Science assumes the real world in the same sense we assume that the Sun goes around the Earth in our everyday lives, or mathematics assumes an ideal realm populated with numbers and structures. It is a practical attitude of a working scientist (farmer, mathematician,...) that saves time and effort on complications irrelevant to the task at hand. Upon reflection one could conjecture that this attitude does reflect operation in a mind independent world inhabited by real things. A realist might even argue that doing otherwise undermines our usual activities, scientific activities in particular, and leaves them hanging. But this reasoning is moralizing and emotional, not rational. Which brings us directly to what it means to have "faith in science": what is the goal of science?
Plato once taught that the goal of geometry is to lift the soul from the bonds of the sensible to higher pastures of philosophy. In a similar vein a realist might say that it is uncovering the hidden reality of nature that animates science. But this stance naturally undermines itself, once science replaces the apparent reality of everyday life (or older theory) with deeper scientific reality, and transfers its realist commitments to the latter, the same doubt arises about the latter as it raises about the former. Indeed, scientists are trained not to take appearances at face value and seek ever deeper explanations. Cao and Schweber give an interesting account of how this dynamic plays out in modern physics in Conceptual Foundations and the Philosophical Aspects of Renormalization Theory:"the recent developments support a pluralism in theoretical ontology, an antifoundationalism in epistemology and an antireductionism in methodology. These implications are in sharp contrast with the neo-Platonism implicit in the traditional pursuit of quantum field theorists... which assumed that, through rational (mainly mathematical) human activities, one could arrive at an ultimate stable theory of everything." (see especially pp.73-77).
The scientific method itself is not a natural extension of realism, but something in tension with it. The hypothetico-deductive origin of mature scientific ontologies plainly means that they took shape in speculation, only empirical consequences of which were confirmed afterwards. This gives rise to the famous problem of underdetermination of scientific theories, associated with Duhem and Quine. And the "no miracles" argument from empirical success to realism is acknowledged to be logically uncompelling even by realists. Looking at history it is hard to expect that fundamental theories of today can not share the fate of geocentrism and ether, whose empirical consequences are nonetheless fully integrated into the modern theories, affirming the empirical continuity of science.

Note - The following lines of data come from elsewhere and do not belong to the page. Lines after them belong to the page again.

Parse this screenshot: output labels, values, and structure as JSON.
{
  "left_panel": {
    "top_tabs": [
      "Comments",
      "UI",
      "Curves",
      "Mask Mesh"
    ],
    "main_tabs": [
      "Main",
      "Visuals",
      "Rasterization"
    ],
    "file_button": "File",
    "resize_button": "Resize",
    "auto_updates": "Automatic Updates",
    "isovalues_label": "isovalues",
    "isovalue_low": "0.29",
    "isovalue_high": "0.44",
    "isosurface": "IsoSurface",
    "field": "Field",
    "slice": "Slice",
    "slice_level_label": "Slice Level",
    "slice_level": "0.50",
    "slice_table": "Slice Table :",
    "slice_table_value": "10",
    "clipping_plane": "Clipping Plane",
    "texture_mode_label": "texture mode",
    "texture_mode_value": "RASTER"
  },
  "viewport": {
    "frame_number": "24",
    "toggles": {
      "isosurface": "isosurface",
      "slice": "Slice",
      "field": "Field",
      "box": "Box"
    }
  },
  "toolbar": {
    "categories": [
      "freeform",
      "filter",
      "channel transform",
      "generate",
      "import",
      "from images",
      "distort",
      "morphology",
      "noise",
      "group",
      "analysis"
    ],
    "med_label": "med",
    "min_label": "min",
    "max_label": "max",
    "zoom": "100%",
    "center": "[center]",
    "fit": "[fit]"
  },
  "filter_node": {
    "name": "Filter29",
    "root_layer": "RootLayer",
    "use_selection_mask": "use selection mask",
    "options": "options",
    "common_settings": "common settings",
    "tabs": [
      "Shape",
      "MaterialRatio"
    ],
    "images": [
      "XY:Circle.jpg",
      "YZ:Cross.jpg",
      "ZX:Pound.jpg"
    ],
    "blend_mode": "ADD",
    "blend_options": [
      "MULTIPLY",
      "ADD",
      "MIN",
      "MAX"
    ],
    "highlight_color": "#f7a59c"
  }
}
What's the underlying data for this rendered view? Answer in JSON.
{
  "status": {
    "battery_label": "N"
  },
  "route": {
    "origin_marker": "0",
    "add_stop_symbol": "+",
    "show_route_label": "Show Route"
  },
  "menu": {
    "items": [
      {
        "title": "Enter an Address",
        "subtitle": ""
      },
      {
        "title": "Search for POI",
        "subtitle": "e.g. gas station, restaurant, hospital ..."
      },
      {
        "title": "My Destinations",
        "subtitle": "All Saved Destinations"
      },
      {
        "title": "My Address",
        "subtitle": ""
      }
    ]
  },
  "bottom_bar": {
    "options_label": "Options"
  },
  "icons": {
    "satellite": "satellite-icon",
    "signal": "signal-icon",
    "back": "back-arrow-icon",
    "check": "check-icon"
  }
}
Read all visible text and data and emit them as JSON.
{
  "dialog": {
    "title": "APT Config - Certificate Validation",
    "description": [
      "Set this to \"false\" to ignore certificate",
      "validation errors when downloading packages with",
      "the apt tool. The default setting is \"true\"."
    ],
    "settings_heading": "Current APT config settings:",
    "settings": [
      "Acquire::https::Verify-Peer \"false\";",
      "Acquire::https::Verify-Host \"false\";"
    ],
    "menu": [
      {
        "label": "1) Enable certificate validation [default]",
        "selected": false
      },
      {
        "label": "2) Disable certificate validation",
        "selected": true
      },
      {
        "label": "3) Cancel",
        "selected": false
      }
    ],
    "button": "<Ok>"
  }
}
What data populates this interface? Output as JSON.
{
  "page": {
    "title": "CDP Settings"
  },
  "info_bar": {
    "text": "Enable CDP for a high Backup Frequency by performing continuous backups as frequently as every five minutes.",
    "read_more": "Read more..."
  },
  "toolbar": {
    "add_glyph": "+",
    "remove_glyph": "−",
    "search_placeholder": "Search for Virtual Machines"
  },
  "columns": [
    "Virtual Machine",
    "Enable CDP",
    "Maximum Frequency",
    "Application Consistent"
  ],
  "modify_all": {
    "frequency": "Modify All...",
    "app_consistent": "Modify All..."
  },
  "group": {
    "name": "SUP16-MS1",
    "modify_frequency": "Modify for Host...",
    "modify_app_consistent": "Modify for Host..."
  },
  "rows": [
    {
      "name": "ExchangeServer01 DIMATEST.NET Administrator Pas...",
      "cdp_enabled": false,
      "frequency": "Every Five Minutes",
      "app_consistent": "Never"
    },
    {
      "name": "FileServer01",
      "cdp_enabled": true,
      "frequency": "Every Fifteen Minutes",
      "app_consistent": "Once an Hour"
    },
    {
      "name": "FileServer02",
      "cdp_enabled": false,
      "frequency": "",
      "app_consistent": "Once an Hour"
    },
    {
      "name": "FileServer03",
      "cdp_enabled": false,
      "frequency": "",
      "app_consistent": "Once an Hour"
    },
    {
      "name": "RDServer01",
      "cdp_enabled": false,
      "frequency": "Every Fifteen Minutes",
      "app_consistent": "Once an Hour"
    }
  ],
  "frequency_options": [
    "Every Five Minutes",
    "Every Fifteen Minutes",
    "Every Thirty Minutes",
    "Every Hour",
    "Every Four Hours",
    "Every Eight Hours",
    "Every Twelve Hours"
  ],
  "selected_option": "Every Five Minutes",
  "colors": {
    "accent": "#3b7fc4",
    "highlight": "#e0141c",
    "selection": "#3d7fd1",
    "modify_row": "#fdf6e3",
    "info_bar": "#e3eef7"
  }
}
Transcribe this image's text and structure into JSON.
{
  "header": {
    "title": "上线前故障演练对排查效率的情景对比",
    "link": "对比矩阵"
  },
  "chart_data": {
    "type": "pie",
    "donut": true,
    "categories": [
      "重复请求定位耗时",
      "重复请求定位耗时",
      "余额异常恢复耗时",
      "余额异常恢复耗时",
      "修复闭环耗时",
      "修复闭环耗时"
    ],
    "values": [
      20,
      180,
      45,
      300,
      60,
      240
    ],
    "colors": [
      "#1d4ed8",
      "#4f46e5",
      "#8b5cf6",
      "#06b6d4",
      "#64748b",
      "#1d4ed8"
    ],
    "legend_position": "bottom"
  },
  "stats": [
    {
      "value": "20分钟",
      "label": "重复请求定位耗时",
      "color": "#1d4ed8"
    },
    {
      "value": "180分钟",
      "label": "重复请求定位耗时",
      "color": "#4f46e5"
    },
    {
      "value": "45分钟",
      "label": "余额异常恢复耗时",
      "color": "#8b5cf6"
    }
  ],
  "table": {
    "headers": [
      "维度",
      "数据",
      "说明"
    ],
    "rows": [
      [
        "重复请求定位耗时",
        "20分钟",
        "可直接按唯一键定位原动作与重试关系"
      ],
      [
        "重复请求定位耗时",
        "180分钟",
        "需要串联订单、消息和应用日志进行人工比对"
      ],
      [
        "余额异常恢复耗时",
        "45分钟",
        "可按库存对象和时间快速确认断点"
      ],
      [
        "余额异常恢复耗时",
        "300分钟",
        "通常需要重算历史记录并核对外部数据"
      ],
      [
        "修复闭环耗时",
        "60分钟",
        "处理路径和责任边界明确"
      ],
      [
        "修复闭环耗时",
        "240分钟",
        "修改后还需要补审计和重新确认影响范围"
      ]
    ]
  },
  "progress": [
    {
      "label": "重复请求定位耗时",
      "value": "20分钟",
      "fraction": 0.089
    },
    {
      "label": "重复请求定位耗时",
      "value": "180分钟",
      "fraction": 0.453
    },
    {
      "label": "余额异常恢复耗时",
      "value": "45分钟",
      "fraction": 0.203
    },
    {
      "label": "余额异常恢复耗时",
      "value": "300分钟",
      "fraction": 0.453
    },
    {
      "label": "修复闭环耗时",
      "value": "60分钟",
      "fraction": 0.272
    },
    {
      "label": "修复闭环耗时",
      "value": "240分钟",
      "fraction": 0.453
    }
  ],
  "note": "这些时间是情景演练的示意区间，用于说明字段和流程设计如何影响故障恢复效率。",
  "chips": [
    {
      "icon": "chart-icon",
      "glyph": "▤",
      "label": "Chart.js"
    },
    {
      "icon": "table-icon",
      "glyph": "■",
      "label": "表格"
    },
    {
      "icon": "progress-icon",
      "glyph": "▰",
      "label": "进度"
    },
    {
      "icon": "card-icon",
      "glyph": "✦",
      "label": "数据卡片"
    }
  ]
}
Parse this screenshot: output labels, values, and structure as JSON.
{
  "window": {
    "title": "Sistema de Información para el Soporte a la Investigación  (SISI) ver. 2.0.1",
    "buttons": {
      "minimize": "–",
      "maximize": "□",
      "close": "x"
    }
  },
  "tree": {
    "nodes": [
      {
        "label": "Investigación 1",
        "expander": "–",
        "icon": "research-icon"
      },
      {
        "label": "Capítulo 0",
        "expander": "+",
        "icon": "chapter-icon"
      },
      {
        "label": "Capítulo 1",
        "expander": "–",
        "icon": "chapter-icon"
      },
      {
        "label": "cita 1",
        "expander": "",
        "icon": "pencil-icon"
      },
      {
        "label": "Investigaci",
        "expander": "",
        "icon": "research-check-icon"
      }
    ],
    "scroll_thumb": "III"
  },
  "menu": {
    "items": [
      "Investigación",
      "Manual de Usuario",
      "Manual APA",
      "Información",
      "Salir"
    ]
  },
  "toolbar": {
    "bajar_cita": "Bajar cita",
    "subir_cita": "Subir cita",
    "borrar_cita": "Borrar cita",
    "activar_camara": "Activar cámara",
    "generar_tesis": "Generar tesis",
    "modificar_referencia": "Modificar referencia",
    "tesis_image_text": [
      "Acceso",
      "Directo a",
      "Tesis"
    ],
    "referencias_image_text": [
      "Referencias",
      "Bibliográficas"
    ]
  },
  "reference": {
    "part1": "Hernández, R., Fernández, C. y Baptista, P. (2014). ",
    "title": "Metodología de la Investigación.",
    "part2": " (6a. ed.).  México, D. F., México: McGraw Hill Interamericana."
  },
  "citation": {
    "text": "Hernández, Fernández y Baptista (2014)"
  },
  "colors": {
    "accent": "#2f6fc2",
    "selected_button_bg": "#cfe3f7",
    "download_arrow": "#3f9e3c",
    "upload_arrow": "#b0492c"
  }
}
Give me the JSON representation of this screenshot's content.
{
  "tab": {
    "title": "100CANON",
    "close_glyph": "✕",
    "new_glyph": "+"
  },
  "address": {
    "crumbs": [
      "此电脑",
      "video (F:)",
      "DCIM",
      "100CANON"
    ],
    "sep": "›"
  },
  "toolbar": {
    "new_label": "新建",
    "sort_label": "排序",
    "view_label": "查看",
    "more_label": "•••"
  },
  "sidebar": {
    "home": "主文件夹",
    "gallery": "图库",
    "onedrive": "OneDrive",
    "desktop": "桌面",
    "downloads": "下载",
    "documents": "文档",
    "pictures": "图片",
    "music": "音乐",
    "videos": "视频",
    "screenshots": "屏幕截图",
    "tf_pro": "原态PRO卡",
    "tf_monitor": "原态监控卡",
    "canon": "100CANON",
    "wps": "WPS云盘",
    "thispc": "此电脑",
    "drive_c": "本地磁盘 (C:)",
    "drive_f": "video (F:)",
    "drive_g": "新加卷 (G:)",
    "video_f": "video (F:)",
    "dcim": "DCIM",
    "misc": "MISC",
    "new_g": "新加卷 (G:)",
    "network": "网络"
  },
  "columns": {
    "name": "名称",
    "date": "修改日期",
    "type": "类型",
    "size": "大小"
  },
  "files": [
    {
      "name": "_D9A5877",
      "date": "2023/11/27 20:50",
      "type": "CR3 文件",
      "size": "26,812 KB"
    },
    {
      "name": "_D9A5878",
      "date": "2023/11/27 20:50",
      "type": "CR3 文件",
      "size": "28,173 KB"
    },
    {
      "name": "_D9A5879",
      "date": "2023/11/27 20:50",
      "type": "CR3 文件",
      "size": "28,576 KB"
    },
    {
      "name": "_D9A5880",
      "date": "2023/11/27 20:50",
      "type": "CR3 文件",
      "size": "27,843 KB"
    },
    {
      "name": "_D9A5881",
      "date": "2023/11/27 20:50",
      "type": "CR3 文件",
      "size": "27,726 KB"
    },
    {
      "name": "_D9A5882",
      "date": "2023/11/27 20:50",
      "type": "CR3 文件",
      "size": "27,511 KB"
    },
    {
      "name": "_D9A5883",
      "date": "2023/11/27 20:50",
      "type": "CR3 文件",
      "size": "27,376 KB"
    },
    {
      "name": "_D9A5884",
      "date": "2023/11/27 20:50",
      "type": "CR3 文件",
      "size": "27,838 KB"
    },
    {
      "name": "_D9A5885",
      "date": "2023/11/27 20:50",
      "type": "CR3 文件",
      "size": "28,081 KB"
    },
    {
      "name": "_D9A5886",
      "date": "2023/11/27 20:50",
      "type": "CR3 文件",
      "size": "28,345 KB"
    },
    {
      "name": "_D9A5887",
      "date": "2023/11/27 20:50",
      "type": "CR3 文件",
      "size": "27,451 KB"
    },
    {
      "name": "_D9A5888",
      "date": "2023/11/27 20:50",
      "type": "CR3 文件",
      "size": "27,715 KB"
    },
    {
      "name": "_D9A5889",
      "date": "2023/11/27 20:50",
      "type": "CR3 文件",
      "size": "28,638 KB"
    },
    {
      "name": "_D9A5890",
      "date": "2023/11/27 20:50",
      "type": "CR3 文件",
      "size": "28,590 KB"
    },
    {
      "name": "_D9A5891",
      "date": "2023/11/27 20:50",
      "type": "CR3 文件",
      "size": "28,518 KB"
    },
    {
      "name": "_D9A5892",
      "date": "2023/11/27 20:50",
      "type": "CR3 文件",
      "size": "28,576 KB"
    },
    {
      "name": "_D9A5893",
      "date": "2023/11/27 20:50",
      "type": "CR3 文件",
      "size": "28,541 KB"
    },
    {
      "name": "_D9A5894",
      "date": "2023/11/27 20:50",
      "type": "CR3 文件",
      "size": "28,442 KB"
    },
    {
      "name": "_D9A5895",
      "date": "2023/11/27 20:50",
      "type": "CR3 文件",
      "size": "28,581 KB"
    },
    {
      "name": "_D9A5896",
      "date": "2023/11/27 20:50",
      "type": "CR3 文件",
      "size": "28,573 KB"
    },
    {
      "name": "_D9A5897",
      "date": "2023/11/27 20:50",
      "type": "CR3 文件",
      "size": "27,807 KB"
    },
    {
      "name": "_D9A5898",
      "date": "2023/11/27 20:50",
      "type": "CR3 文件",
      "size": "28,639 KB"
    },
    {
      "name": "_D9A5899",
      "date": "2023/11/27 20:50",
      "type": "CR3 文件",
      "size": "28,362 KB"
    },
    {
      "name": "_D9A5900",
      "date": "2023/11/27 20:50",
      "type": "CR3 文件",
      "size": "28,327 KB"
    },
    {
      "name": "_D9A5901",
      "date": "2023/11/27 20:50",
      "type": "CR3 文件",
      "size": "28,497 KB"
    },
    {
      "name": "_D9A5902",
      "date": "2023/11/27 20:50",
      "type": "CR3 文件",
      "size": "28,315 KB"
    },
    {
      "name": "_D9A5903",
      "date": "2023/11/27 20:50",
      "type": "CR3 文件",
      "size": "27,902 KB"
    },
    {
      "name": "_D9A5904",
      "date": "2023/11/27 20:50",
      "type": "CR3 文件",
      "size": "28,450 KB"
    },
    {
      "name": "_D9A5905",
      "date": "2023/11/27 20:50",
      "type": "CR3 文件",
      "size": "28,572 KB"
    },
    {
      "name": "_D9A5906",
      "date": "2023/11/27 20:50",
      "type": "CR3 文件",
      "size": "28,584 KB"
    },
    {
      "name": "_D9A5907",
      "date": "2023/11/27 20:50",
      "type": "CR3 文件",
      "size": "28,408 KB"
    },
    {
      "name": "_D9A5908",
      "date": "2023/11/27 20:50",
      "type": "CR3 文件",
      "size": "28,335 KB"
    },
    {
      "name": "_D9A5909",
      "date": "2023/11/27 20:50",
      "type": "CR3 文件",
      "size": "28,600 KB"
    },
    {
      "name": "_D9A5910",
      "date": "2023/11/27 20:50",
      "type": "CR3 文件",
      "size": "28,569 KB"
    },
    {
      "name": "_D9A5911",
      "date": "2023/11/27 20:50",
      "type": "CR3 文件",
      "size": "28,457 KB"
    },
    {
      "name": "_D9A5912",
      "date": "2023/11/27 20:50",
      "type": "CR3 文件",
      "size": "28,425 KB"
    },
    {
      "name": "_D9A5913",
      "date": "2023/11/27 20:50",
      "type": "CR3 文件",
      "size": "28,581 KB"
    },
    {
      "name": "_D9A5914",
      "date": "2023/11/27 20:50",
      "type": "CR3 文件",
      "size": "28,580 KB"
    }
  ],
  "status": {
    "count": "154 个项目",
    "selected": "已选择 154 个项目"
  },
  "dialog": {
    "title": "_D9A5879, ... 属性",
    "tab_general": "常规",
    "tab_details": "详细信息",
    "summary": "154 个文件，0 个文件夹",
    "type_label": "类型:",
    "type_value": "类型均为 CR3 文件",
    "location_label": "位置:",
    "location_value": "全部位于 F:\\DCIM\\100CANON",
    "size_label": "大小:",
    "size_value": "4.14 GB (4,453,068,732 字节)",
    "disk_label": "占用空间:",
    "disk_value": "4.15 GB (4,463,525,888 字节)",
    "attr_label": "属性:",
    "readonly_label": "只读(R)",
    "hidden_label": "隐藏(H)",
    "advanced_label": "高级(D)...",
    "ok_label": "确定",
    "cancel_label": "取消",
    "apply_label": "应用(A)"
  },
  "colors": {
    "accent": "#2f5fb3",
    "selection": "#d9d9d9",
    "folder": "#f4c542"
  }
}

Anti-realism in ontology goes hand in hand with instrumentalism in epistemology, and a different understanding of the goals of science. They are empirical adequacy, and more remotely practical success of applications, rather than a search for hidden reality. This may strike a realist as lowly and demeaning of science, but that again is appeal to emotions, and mechanics too once "corrupted the good of geometry", according to Plato, for it "uses bodies needing much vulgar manual labor". There is no being right or wrong about goals, they are not matters of fact. This is one reason why the dispute is perennial. Anti-realism and instrumentalism take the scientific method itself at face value, and view the ontologies it produces only as tools. Anti-realism takes an agnostic position on reality of theoretical entities, and the idealism/materialism dispute in particular, and questions if one can even make sense of "mind-independent" (as opposed to just not mind-determined) reality. Unlike realism, it is a stable position, starting at anti-realism one is anchored there, whereas starting at realism one has to resist being led away from it. And it has as much faith in science as does realism, but on its own terms.
Here is Quine's description of his faith in science in On What There Is, that an anti-realist can largely endorse:"The physical conceptual scheme simplifies our account of experience because of the way myriad scattered sense events come to be associated with single so-called objects; still there is no likelihood that each sentence about physical objects can actually be translated, however deviously and complexly, into the phenomenalistic language... Viewed from within the phenomenalistic conceptual scheme, the ontologies of physical objects and mathematical objects are myths. The quality of myth, however, is relative; relative, in this case, to the epistemological point of view. This point of view is one among various, corresponding to one among our various interests and purposes". Technically Quine self-identifies as a realist, see however How does Quine answer the metaphysician's charge that scientism is self-refuting? for the nature of his "realism".